Our Cosford site will be closed to the public on Wednesday 29 September for a schools event.

Frank Redfern – Tour Guide and Fun ‘n’ Flight Explainer

What I do
I first started here when Prince Bernhard of the Netherlands visited the site… that will put a date on me! The Fairey Jet Rotodyne was my project at the time and it is displayed in another museum in the West Country now. I spent a lot of time on that one. Nowadays I help out on Fun ‘n’ Flight. We open up the Jet Provost for the youngsters to look inside on the weekend. I also take tours around the site. I have done those for a long time now.

What I love
I like to try and answer the questions from the children about flight. How things work and so on. They love having the Jet Provost opened up and they get really interested in it.

You also get to talk to some interesting people, and you never know who you are taking round. You always learn things you did not know when you talk to people.

I remember a few years ago a Japanese group came round and there was one ordinary looking old chap who was accompanied by his family. His family explained that he had flown the Mitsubishi Dinah in combat. We have the only surviving one in the world at Cosford and he really wanted to get close to it and have some pictures taken. It was an amazing time. The family sent copies of the pictures back to me from Japan. He was the most ordinary chap you could meet.

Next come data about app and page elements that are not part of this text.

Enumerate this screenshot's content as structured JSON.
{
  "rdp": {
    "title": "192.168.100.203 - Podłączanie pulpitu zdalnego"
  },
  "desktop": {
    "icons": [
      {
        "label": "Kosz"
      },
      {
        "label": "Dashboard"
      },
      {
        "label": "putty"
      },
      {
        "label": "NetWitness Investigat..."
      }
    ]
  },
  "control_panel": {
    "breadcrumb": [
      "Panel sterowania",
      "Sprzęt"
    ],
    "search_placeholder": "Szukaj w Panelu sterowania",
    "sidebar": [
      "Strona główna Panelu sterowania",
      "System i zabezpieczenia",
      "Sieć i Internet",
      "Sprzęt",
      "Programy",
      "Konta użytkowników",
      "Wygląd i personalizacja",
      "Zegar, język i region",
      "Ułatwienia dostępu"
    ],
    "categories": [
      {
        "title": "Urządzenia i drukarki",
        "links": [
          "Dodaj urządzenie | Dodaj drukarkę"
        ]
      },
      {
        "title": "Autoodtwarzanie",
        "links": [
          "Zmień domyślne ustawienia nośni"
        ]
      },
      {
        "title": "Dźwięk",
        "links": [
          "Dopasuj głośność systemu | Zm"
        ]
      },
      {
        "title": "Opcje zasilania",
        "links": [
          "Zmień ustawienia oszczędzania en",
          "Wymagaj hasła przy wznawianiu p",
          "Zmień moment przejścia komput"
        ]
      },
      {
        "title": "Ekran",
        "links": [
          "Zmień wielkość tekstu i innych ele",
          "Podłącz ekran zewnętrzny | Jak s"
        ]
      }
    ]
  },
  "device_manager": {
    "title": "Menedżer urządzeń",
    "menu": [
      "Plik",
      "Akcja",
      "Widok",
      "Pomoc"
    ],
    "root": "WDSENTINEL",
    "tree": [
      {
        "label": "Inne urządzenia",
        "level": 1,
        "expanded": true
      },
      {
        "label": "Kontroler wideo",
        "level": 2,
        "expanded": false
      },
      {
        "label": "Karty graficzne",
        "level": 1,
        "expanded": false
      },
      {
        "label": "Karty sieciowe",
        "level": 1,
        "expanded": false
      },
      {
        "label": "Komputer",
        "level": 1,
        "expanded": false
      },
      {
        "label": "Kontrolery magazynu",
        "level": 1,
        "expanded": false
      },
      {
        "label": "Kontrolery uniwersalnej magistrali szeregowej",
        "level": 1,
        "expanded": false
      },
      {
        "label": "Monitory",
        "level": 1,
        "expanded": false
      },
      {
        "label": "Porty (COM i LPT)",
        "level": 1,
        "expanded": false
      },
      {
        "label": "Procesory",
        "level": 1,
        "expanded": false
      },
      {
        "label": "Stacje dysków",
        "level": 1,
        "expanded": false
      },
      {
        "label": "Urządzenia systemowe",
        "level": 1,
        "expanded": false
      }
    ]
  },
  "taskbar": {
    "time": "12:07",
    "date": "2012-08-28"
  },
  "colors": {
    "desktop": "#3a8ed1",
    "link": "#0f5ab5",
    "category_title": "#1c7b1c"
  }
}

An American visitor was very keen to sit in the TSR2 cockpit a few years ago. He said he was a civilian pilot but he had flown a lot of jets and was very keen to see inside the TSR2.

He was very easy getting in and out of the aircraft, like someone who had done plenty of it before. He was very complimentary about the plane. I asked him what he normally flew. It turned out he was Tom Morganfeld who was Chief Test Pilot for Lockheed Martin!

What I get
I served in the RAF from 1950 to 1953. I joined at the age of 18. I trained to service ground radar equipment and was posted to RAF Neattishead. It’s the site of the RAF Radar Museum now. I narrowly missed getting sent to Korea.

The Type 7 radar aerial at Neattishead was one of my tasks. I had to service it, so it rotated at 6 revolutions per minute. The things I worked on are still there now in the Museum. After leaving the RAF I worked as a carpenter and joiner, but I never lost my interest in aircraft and flying. Volunteering at the Museum keeps that interest alive for me.